And it's here again. As pieces of the next project fall into place, the slumbering monster rises and stands before me.
You don't deserve this.
You can't do this.
You can't have this. It's not for you.
Crawling behind the blackened beast is the pain. Pain so harsh and so violent that, in the past, it's caused vomiting. It's like your soul is being dragged from your body. Desperately you try and cling to that precious fibre of your being but eventually the searing pain becomes too much to bear. You give up. You sit and cry before closing your eyes and hoping never to open them again.
And all the while, in the back of your head, that rasping voice hisses, Do it. It won't hurt for long and, when it's over, the pain will be gone forever.
Life becomes a battle of wits as I try and piece together this next book while artfully dodging around a creature that would like to see me dead. But, as happens every time, I can feel myself going in to my shut down mode. The mode where I don't talk, don't eat, and don't do anything other than go to work. I push people away and refuse to acknowledge anyone in my sphere. Because, as the monster has told me, I don't deserve any of this, not even people who care about me.
This is probably the hardest post I've ever written. It's also one of the most freeing. Rarely am I honest when it comes to how I truly feel. I much prefer to plaster on a smile and pretend that everything is okay. Because I'm healthy, right, and what more is there to life than that? But... There's always a but...
I don't want to lie to anyone who reads this. Life is hard today. Today hurts and aches with a pain that tears straight through the body. It feels as though I'm slowly being cut open. My eyes are dry and my face aches from the crying. Where there was once light at the end of the tunnel, there is now none. Darkness has settled and, in the distance, I can hear the monster cackling. Its claws are whispering over my skin and its putrid breath is trickling my cheek. I've given this battle my all and now I'm on my knees. The time is nearly upon us.

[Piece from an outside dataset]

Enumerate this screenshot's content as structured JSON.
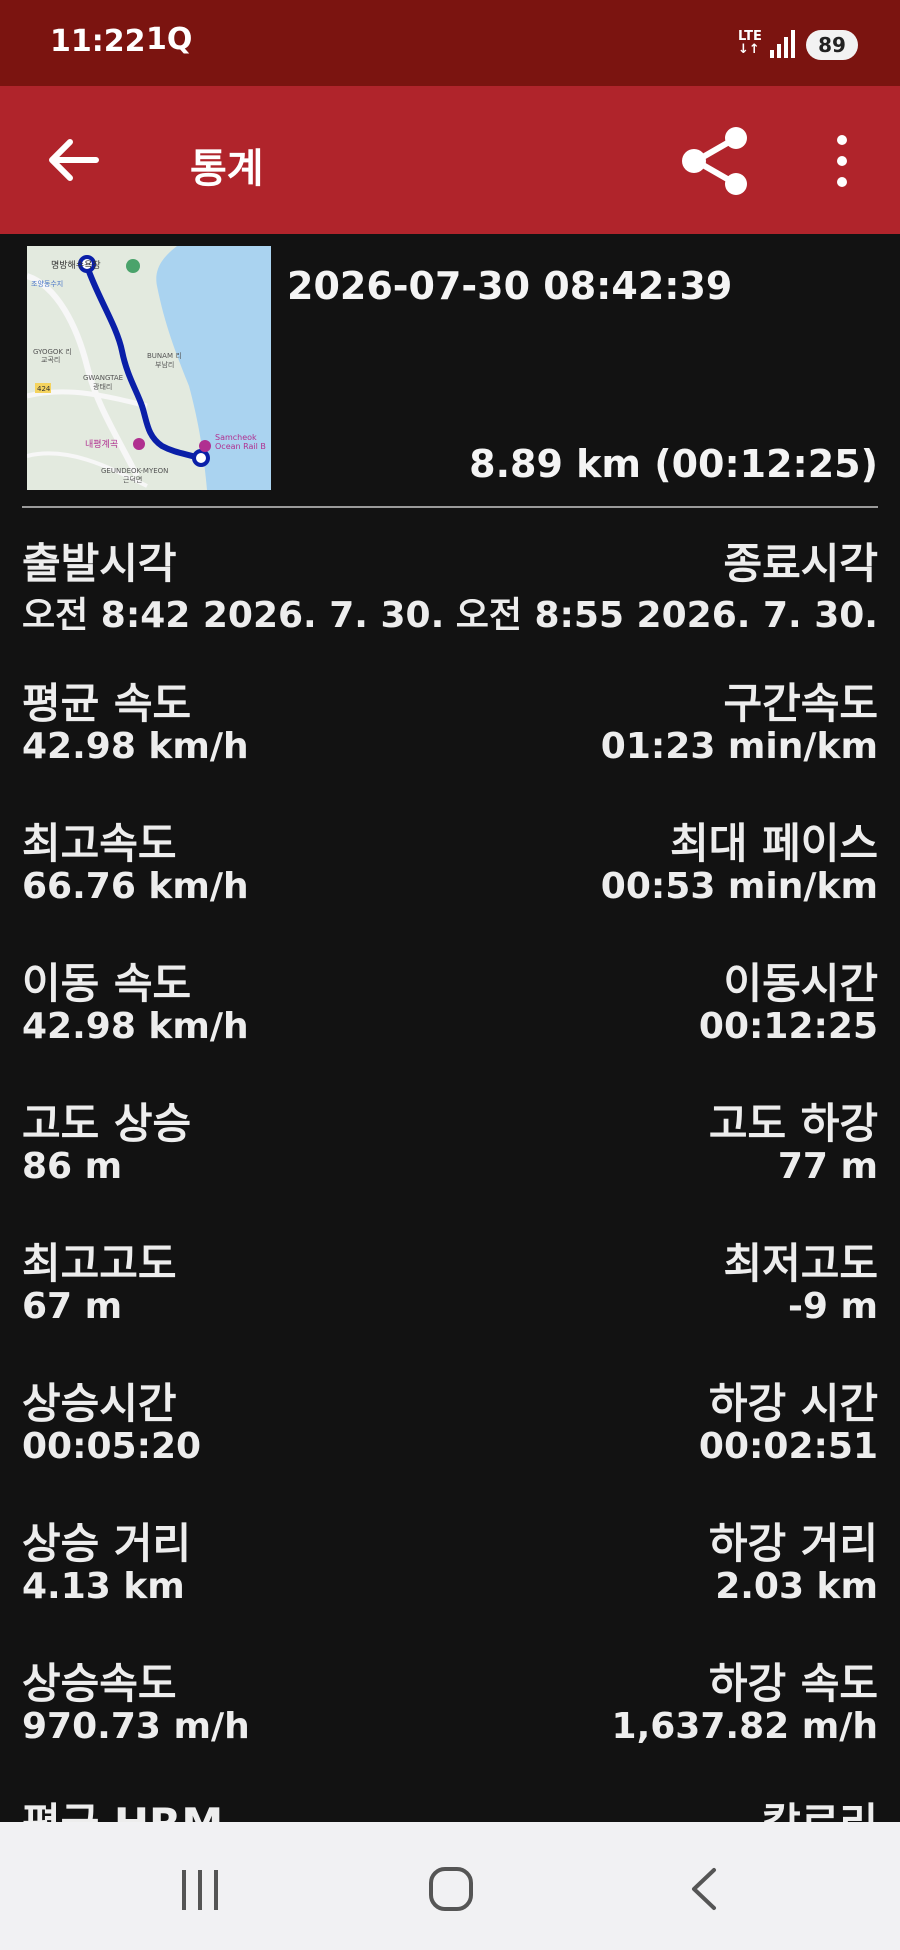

Yet tomorrow is another day. Tomorrow the sun will rise, and it will set. Life will happen all over again and it's another chance to battle the black monster. To stand up it, and smile, and say, “Not today. Not tomorrow. Not ever. You don't control me any more.”.
But I'm scared that one day I won't be strong enough to battle the monster that lives in my head.
Rae is an award winning author with several books to her name. When she's not battling the beast inside her head, she enjoys seeing how far life will take her. She's currently running a Kickstarter to help fund her first non-fiction book: